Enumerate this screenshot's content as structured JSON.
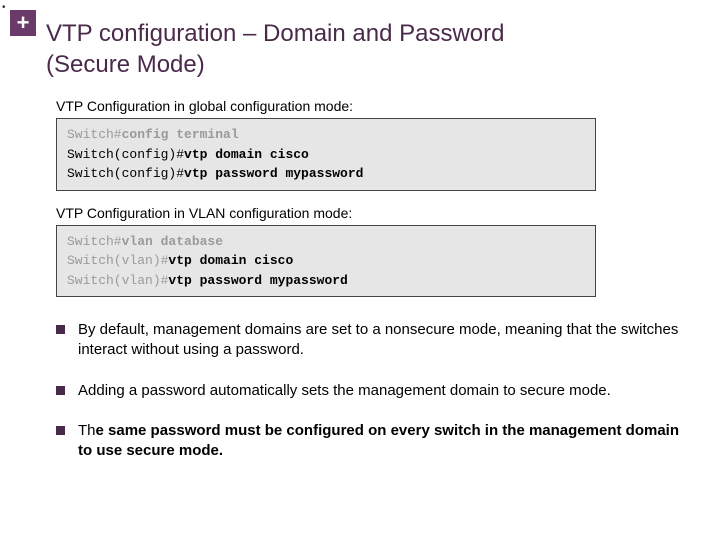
{
  "header": {
    "plus": "+",
    "dot": "•",
    "title_line1": "VTP configuration – Domain and Password",
    "title_line2": "(Secure Mode)"
  },
  "sections": {
    "global": {
      "label": "VTP Configuration in global configuration mode:",
      "lines": [
        {
          "prompt": "Switch#",
          "cmd": "config terminal"
        },
        {
          "prompt": "Switch(config)#",
          "cmd": "vtp domain cisco"
        },
        {
          "prompt": "Switch(config)#",
          "cmd": "vtp password mypassword"
        }
      ]
    },
    "vlan": {
      "label": "VTP Configuration in VLAN configuration mode:",
      "lines": [
        {
          "prompt": "Switch#",
          "cmd": "vlan database"
        },
        {
          "prompt": "Switch(vlan)#",
          "cmd": "vtp domain cisco"
        },
        {
          "prompt": "Switch(vlan)#",
          "cmd": "vtp password mypassword"
        }
      ]
    }
  },
  "bullets": {
    "b1": "By default, management domains are set to a nonsecure mode, meaning that the switches interact without using a password.",
    "b2": "Adding a password automatically sets the management domain to secure mode.",
    "b3_pre": "Th",
    "b3_bold": "e same password must be configured on every switch in the management domain to use secure mode."
  }
}
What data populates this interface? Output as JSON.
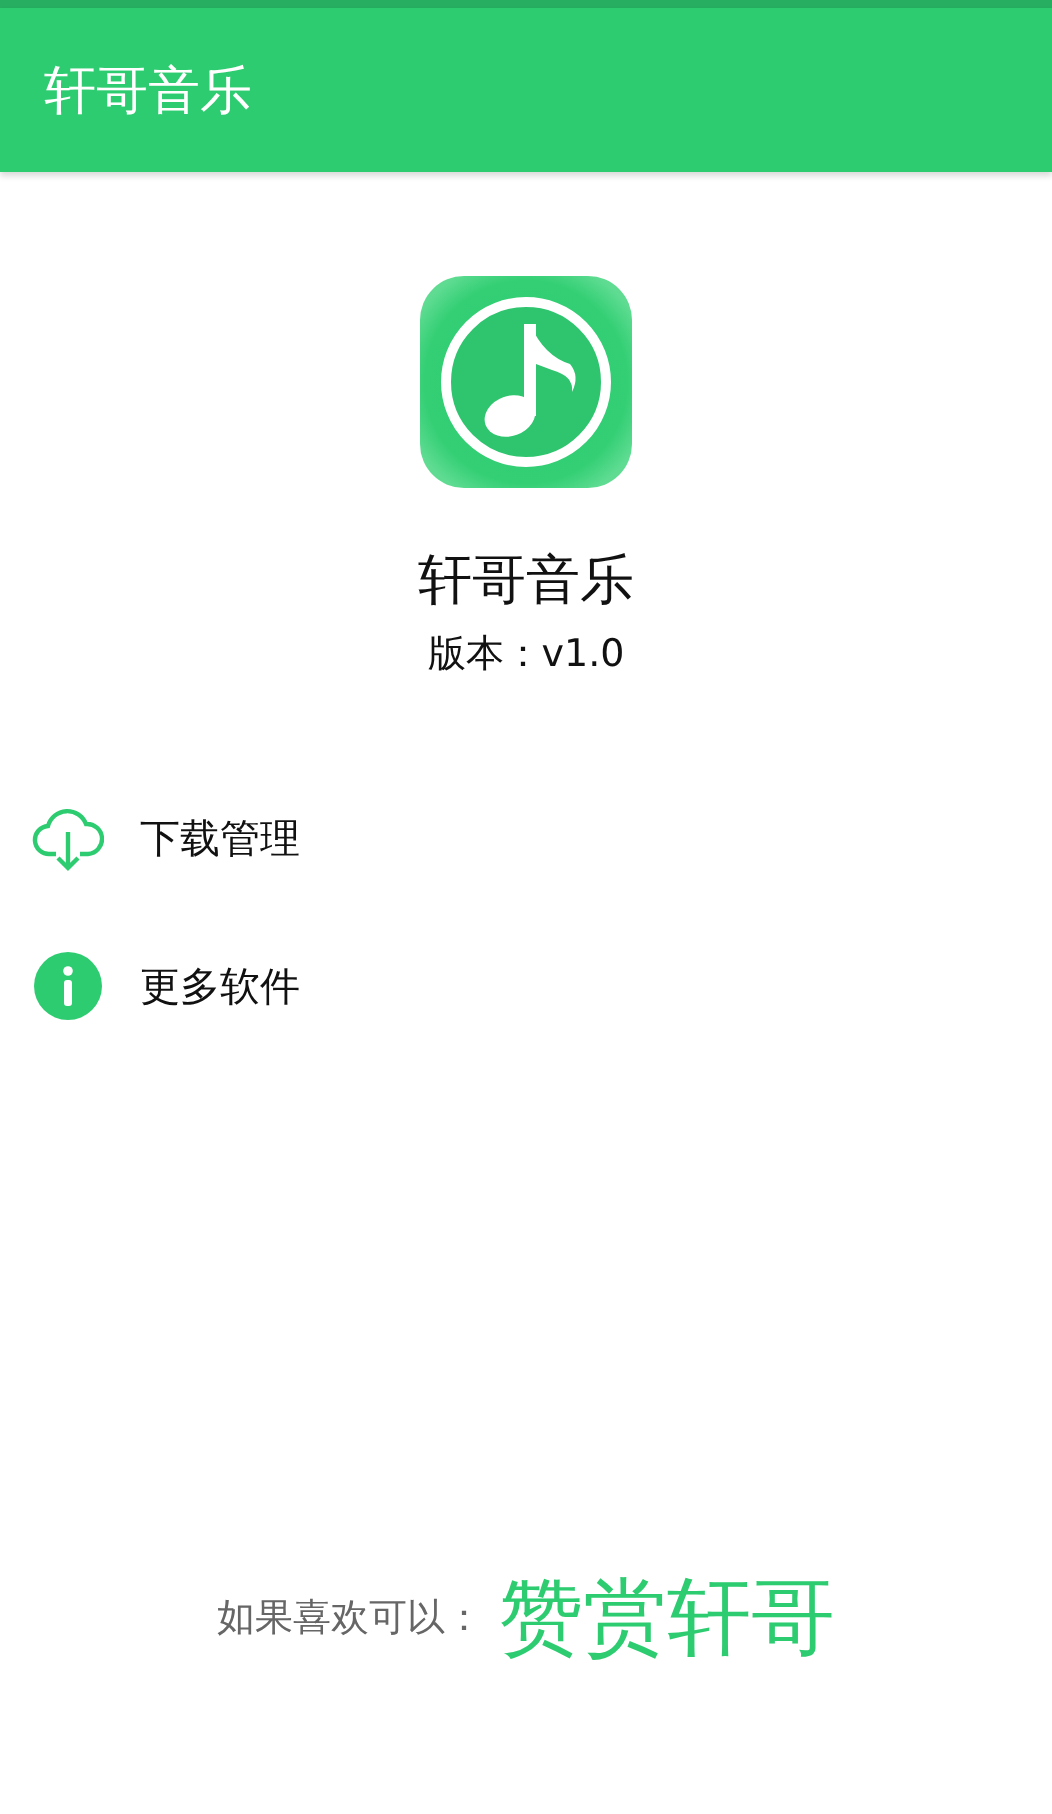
{
  "app_bar": {
    "title": "轩哥音乐"
  },
  "about": {
    "name": "轩哥音乐",
    "version": "版本：v1.0"
  },
  "menu": [
    {
      "kind": "download",
      "label": "下载管理"
    },
    {
      "kind": "info",
      "label": "更多软件"
    }
  ],
  "footer": {
    "prompt": "如果喜欢可以：",
    "action": "赞赏轩哥"
  }
}
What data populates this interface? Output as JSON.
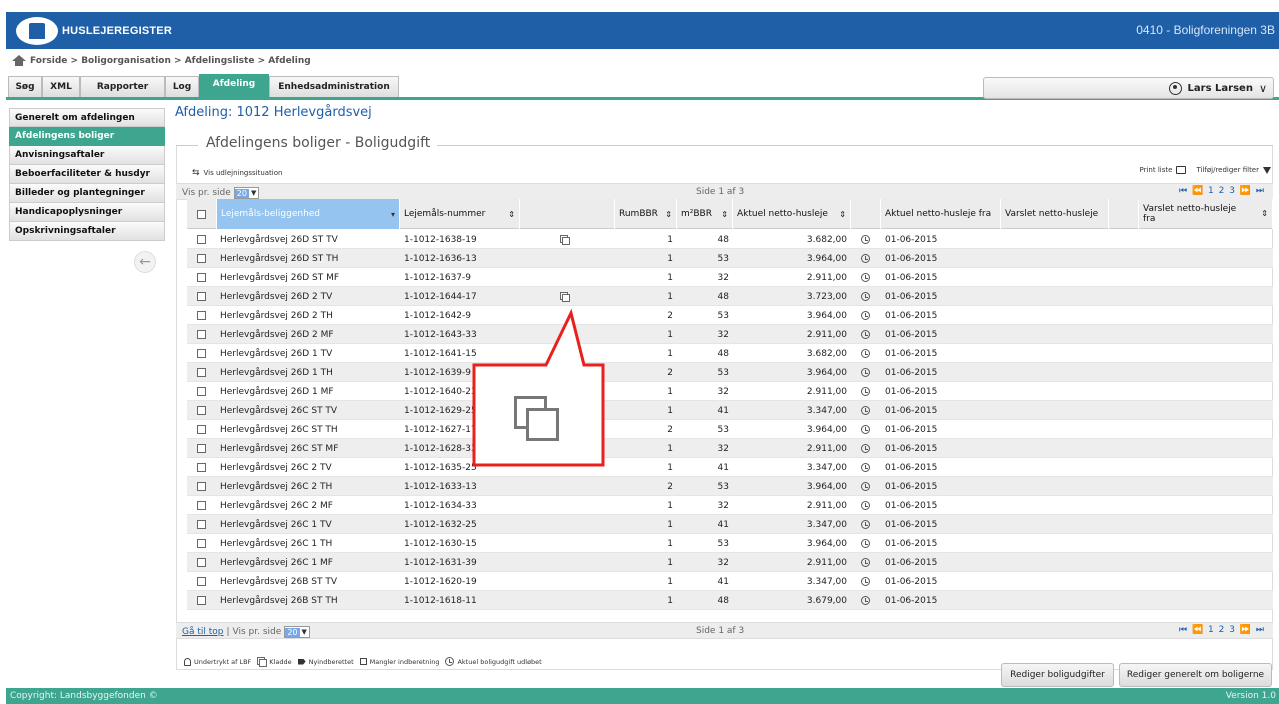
{
  "app": {
    "logo_text": "HUSLEJEREGISTER",
    "organization": "0410 - Boligforeningen 3B"
  },
  "breadcrumb": "Forside > Boligorganisation > Afdelingsliste > Afdeling",
  "tabs": [
    {
      "label": "Søg",
      "active": false
    },
    {
      "label": "XML",
      "active": false
    },
    {
      "label": "Rapporter",
      "active": false
    },
    {
      "label": "Log",
      "active": false
    },
    {
      "label": "Afdeling",
      "active": true
    },
    {
      "label": "Enhedsadministration",
      "active": false
    }
  ],
  "user": {
    "name": "Lars Larsen"
  },
  "sidebar": {
    "items": [
      {
        "label": "Generelt om afdelingen",
        "active": false
      },
      {
        "label": "Afdelingens boliger",
        "active": true
      },
      {
        "label": "Anvisningsaftaler",
        "active": false
      },
      {
        "label": "Beboerfaciliteter & husdyr",
        "active": false
      },
      {
        "label": "Billeder og plantegninger",
        "active": false
      },
      {
        "label": "Handicapoplysninger",
        "active": false
      },
      {
        "label": "Opskrivningsaftaler",
        "active": false
      }
    ]
  },
  "page": {
    "title": "Afdeling: 1012 Herlevgårdsvej",
    "section_title": "Afdelingens boliger - Boligudgift"
  },
  "toolbar": {
    "vis_udlejning": "Vis udlejningssituation",
    "print_label": "Print liste",
    "filter_label": "Tilføj/rediger filter"
  },
  "pager": {
    "per_page_label": "Vis pr. side",
    "per_page_value": "20",
    "page_info": "Side 1 af 3",
    "pages": "⏮ ⏪ 1 2 3 ⏩ ⏭",
    "go_top": "Gå til top",
    "separator": "|"
  },
  "columns": {
    "lejemaal": "Lejemåls-beliggenhed",
    "nummer": "Lejemåls-nummer",
    "rum": "RumBBR",
    "m2": "m²BBR",
    "husleje": "Aktuel netto-husleje",
    "fra": "Aktuel netto-husleje fra",
    "varslet": "Varslet netto-husleje",
    "varslet_fra": "Varslet netto-husleje fra"
  },
  "rows": [
    {
      "addr": "Herlevgårdsvej 26D ST TV",
      "nr": "1-1012-1638-19",
      "copy": true,
      "rum": "1",
      "m2": "48",
      "leje": "3.682,00",
      "fra": "01-06-2015"
    },
    {
      "addr": "Herlevgårdsvej 26D ST TH",
      "nr": "1-1012-1636-13",
      "copy": false,
      "rum": "1",
      "m2": "53",
      "leje": "3.964,00",
      "fra": "01-06-2015"
    },
    {
      "addr": "Herlevgårdsvej 26D ST MF",
      "nr": "1-1012-1637-9",
      "copy": false,
      "rum": "1",
      "m2": "32",
      "leje": "2.911,00",
      "fra": "01-06-2015"
    },
    {
      "addr": "Herlevgårdsvej 26D 2 TV",
      "nr": "1-1012-1644-17",
      "copy": true,
      "rum": "1",
      "m2": "48",
      "leje": "3.723,00",
      "fra": "01-06-2015"
    },
    {
      "addr": "Herlevgårdsvej 26D 2 TH",
      "nr": "1-1012-1642-9",
      "copy": false,
      "rum": "2",
      "m2": "53",
      "leje": "3.964,00",
      "fra": "01-06-2015"
    },
    {
      "addr": "Herlevgårdsvej 26D 2 MF",
      "nr": "1-1012-1643-33",
      "copy": false,
      "rum": "1",
      "m2": "32",
      "leje": "2.911,00",
      "fra": "01-06-2015"
    },
    {
      "addr": "Herlevgårdsvej 26D 1 TV",
      "nr": "1-1012-1641-15",
      "copy": false,
      "rum": "1",
      "m2": "48",
      "leje": "3.682,00",
      "fra": "01-06-2015"
    },
    {
      "addr": "Herlevgårdsvej 26D 1 TH",
      "nr": "1-1012-1639-9",
      "copy": false,
      "rum": "2",
      "m2": "53",
      "leje": "3.964,00",
      "fra": "01-06-2015"
    },
    {
      "addr": "Herlevgårdsvej 26D 1 MF",
      "nr": "1-1012-1640-23",
      "copy": false,
      "rum": "1",
      "m2": "32",
      "leje": "2.911,00",
      "fra": "01-06-2015"
    },
    {
      "addr": "Herlevgårdsvej 26C ST TV",
      "nr": "1-1012-1629-25",
      "copy": false,
      "rum": "1",
      "m2": "41",
      "leje": "3.347,00",
      "fra": "01-06-2015"
    },
    {
      "addr": "Herlevgårdsvej 26C ST TH",
      "nr": "1-1012-1627-17",
      "copy": false,
      "rum": "2",
      "m2": "53",
      "leje": "3.964,00",
      "fra": "01-06-2015"
    },
    {
      "addr": "Herlevgårdsvej 26C ST MF",
      "nr": "1-1012-1628-33",
      "copy": false,
      "rum": "1",
      "m2": "32",
      "leje": "2.911,00",
      "fra": "01-06-2015"
    },
    {
      "addr": "Herlevgårdsvej 26C 2 TV",
      "nr": "1-1012-1635-25",
      "copy": false,
      "rum": "1",
      "m2": "41",
      "leje": "3.347,00",
      "fra": "01-06-2015"
    },
    {
      "addr": "Herlevgårdsvej 26C 2 TH",
      "nr": "1-1012-1633-13",
      "copy": false,
      "rum": "2",
      "m2": "53",
      "leje": "3.964,00",
      "fra": "01-06-2015"
    },
    {
      "addr": "Herlevgårdsvej 26C 2 MF",
      "nr": "1-1012-1634-33",
      "copy": false,
      "rum": "1",
      "m2": "32",
      "leje": "2.911,00",
      "fra": "01-06-2015"
    },
    {
      "addr": "Herlevgårdsvej 26C 1 TV",
      "nr": "1-1012-1632-25",
      "copy": false,
      "rum": "1",
      "m2": "41",
      "leje": "3.347,00",
      "fra": "01-06-2015"
    },
    {
      "addr": "Herlevgårdsvej 26C 1 TH",
      "nr": "1-1012-1630-15",
      "copy": false,
      "rum": "1",
      "m2": "53",
      "leje": "3.964,00",
      "fra": "01-06-2015"
    },
    {
      "addr": "Herlevgårdsvej 26C 1 MF",
      "nr": "1-1012-1631-39",
      "copy": false,
      "rum": "1",
      "m2": "32",
      "leje": "2.911,00",
      "fra": "01-06-2015"
    },
    {
      "addr": "Herlevgårdsvej 26B ST TV",
      "nr": "1-1012-1620-19",
      "copy": false,
      "rum": "1",
      "m2": "41",
      "leje": "3.347,00",
      "fra": "01-06-2015"
    },
    {
      "addr": "Herlevgårdsvej 26B ST TH",
      "nr": "1-1012-1618-11",
      "copy": false,
      "rum": "1",
      "m2": "48",
      "leje": "3.679,00",
      "fra": "01-06-2015"
    }
  ],
  "legend": {
    "undertrykt": "Undertrykt af LBF",
    "kladde": "Kladde",
    "nyindberettet": "Nyindberettet",
    "mangler": "Mangler indberetning",
    "udlobet": "Aktuel boligudgift udløbet"
  },
  "buttons": {
    "rediger_boligudgifter": "Rediger boligudgifter",
    "rediger_generelt": "Rediger generelt om boligerne"
  },
  "footer": {
    "copyright": "Copyright: Landsbyggefonden ©",
    "version": "Version 1.0"
  },
  "colors": {
    "header_blue": "#1e5fa8",
    "accent_green": "#3ea58f",
    "callout_red": "#e8201e"
  },
  "icons": [
    "home-icon",
    "user-icon",
    "chevron-down-icon",
    "back-arrow-icon",
    "refresh-icon",
    "printer-icon",
    "filter-icon",
    "copy-icon",
    "clock-icon",
    "bell-icon",
    "tag-icon"
  ]
}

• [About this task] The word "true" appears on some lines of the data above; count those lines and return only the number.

• [Answer to this task] 4